The Voice: “I Hate This Country”
by Bob Schwartz
Adam Levine is a popular musical artist with Maroon 5 and a coach on NBC’s singing competition The Voice.
Last night was an elimination round for two of the remaining eight contestants. Each of the four coaches (including Shakira, Usher and Blake Shelton) has members of their respective teams in the competition.
After the typical tense triage, three contestants remained. Only one would survive. Of those, two were from Team Adam, and one was a talented singer named Judith Hill. She may not have been destined to win, but she was a solid performer who had already had a career as a backup singer for Michael Jackson, and might yet get a chance on her own. The two other singers remaining were not in her league.
The camera was on those three as host Carson Daly pronounced the obligatory nail-biting “America has voted” spiel. In the background, you could hear a simple comment from Coach Adam, as he likely sensed that the most worthy of the three was about to be eliminated:
“I hate this country.”
Meaning, one presumes: I hate these stupid popularity contests, even one that I am a part of, where merit matters less than the judgment of numbers and the crowd. I don’t hate America, but I hate it when America speaks like this.

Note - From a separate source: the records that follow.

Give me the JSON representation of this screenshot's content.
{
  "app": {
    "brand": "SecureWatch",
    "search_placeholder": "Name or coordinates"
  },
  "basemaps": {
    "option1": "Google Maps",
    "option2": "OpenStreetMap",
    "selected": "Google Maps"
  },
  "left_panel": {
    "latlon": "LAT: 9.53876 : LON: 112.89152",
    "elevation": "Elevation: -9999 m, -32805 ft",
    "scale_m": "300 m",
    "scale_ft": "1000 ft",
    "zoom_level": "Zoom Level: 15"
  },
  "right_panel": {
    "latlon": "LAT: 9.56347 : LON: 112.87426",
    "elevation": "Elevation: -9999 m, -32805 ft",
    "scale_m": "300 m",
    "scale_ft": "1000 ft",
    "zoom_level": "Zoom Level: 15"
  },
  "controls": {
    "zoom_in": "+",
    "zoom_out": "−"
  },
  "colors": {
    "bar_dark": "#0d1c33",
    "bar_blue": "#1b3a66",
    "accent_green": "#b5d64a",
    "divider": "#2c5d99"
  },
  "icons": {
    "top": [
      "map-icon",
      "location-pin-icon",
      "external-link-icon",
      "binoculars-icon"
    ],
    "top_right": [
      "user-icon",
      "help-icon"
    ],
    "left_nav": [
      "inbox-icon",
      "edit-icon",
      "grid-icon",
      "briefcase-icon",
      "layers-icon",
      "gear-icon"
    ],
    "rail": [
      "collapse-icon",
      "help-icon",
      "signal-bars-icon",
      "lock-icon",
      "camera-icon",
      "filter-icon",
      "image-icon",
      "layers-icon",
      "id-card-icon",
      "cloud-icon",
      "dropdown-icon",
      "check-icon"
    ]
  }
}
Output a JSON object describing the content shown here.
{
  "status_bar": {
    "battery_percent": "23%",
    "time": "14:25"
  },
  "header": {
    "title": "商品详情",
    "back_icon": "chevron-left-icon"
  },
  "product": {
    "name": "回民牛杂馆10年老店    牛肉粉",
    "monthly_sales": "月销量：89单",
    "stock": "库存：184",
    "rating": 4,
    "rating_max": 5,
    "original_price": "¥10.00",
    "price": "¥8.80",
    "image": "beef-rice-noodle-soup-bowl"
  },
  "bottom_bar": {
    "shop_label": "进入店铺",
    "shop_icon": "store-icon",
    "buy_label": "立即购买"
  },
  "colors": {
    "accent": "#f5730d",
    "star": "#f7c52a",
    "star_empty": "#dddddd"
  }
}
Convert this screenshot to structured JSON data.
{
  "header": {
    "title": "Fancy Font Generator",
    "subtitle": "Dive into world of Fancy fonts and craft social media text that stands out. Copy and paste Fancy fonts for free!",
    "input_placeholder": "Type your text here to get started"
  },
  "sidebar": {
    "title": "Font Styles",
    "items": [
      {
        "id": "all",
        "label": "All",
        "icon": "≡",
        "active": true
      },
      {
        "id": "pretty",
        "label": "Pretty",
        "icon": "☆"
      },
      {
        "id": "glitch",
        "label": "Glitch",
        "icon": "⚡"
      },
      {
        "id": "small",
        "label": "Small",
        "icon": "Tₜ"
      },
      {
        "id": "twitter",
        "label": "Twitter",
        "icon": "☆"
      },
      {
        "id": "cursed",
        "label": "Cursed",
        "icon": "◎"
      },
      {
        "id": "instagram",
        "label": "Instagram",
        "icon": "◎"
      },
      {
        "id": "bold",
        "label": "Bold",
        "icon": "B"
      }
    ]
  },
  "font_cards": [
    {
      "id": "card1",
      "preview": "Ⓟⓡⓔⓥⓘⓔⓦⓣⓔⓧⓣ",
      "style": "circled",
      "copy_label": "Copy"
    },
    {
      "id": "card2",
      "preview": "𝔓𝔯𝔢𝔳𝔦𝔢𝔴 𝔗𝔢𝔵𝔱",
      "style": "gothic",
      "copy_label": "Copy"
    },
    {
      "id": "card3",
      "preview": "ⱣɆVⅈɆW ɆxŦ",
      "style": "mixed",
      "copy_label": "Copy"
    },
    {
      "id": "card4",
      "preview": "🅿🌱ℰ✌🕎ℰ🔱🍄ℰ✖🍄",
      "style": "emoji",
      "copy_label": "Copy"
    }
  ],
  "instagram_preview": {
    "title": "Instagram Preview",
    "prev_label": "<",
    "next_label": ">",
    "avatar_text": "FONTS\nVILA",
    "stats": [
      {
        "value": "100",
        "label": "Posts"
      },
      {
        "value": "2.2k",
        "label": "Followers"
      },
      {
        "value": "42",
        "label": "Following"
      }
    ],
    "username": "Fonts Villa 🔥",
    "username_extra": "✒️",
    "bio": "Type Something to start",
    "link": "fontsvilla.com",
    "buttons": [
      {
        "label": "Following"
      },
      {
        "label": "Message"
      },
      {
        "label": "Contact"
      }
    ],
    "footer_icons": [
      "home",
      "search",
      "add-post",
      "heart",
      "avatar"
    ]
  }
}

And then, Judith Hill was gone.
Every one of the artist-coaches has built a successful career, and knows that entertainment, like every other field, is not entirely a meritocracy. Still, even accounting for differences in taste, a few minutes of singing can reveal those with consistent control, those who can find and hit all the notes, those who can put power and style in what they sing—and those who can’t.
So Adam, and everybody else who gets frustrated by singing competitions that don’t always give us the best, or political systems that don’t either, embrace your frustration. At least it means that you haven’t given up, that you still have standards, that you still have hope and expectations that the competitions and elections will give us winners who really can sing—even if we lose some worthy ones along the way.